"The Integrated Science Center, in its first two phases, allows our Biology, Chemistry, and Psychology faculty to involve students in cutting-edge research and teach them science in a hands-on manner that would not be possible without vastly upgraded power, equipment, and research laboratories in the new buildings," said Carl Strikwerda, Dean of Arts & Sciences.
Paul Heideman, chair of the Department of Biology, said that the new facility is designed to support faculty members' passion for research, "and because we are William and Mary, the ISC is also designed to support students as part of cutting-edge research."
He noted that 300 students every year will do research in the ISC with the intent to contribute toward publication.
"This is not playing at research," he said. "This is real research."
Brooklynd Saar, a senior chemistry major and Dintersmith fellow, discussed the differences between Rogers Hall, where the chemistry department was located, and the ISC. She noted problems with Rogers' ventilation system and climate controls, which occasionally made it "rain" inside because of heavy condensation.
"Because of a number of logistical problems and due to sheer spatial issues, the Rogers building was really hindering the students' ability to experience the full potential of undergraduate research here at William and Mary," she said. "However, I think this new building will continue to allow undergraduate research here in William and Mary to really stand out as truly one of the best, and I think that this will allow us to send out our undergraduate students fully prepared to be successful in both professional life and at graduate school."
During his remarks, Reveley thanked the state and private donors, including Board of Visitors member Sally Gore, for their support. Virginia Governor Timothy M. Kaine visited ISC 1 this summer.
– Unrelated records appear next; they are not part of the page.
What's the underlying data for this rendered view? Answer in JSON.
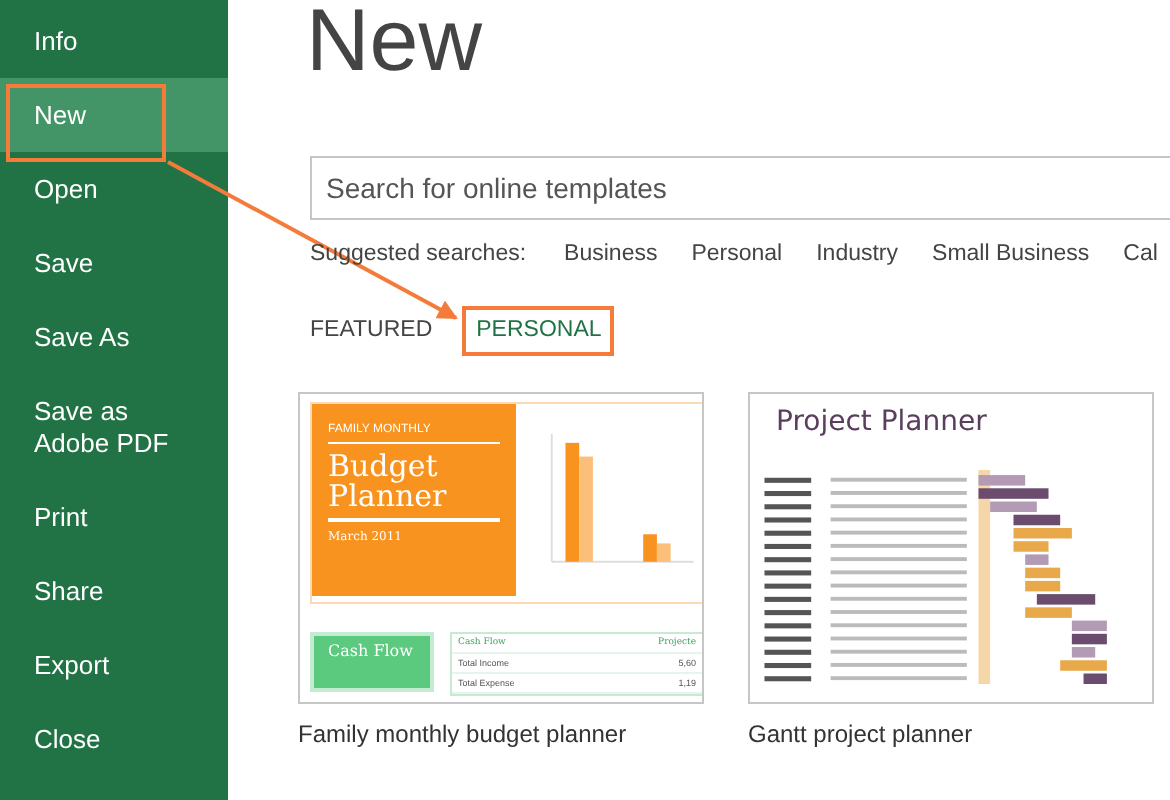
{
  "sidebar": {
    "items": [
      {
        "label": "Info",
        "selected": false
      },
      {
        "label": "New",
        "selected": true
      },
      {
        "label": "Open",
        "selected": false
      },
      {
        "label": "Save",
        "selected": false
      },
      {
        "label": "Save As",
        "selected": false
      },
      {
        "label": "Save as Adobe PDF",
        "selected": false
      },
      {
        "label": "Print",
        "selected": false
      },
      {
        "label": "Share",
        "selected": false
      },
      {
        "label": "Export",
        "selected": false
      },
      {
        "label": "Close",
        "selected": false
      }
    ]
  },
  "page_title": "New",
  "search": {
    "placeholder": "Search for online templates"
  },
  "suggested": {
    "label": "Suggested searches:",
    "items": [
      "Business",
      "Personal",
      "Industry",
      "Small Business",
      "Cal"
    ]
  },
  "tabs": [
    {
      "label": "FEATURED",
      "selected": false
    },
    {
      "label": "PERSONAL",
      "selected": true
    }
  ],
  "templates": [
    {
      "kind": "budget",
      "caption": "Family monthly budget planner",
      "overline": "FAMILY MONTHLY",
      "title": "Budget Planner",
      "date": "March 2011",
      "section": "Cash Flow",
      "table_header": [
        "Cash Flow",
        "Projecte"
      ],
      "table_rows": [
        [
          "Total Income",
          "5,60"
        ],
        [
          "Total Expense",
          "1,19"
        ]
      ]
    },
    {
      "kind": "gantt",
      "caption": "Gantt project planner",
      "title": "Project Planner"
    }
  ]
}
An official dedication of the ISC will be held when phase 2 is completed next year.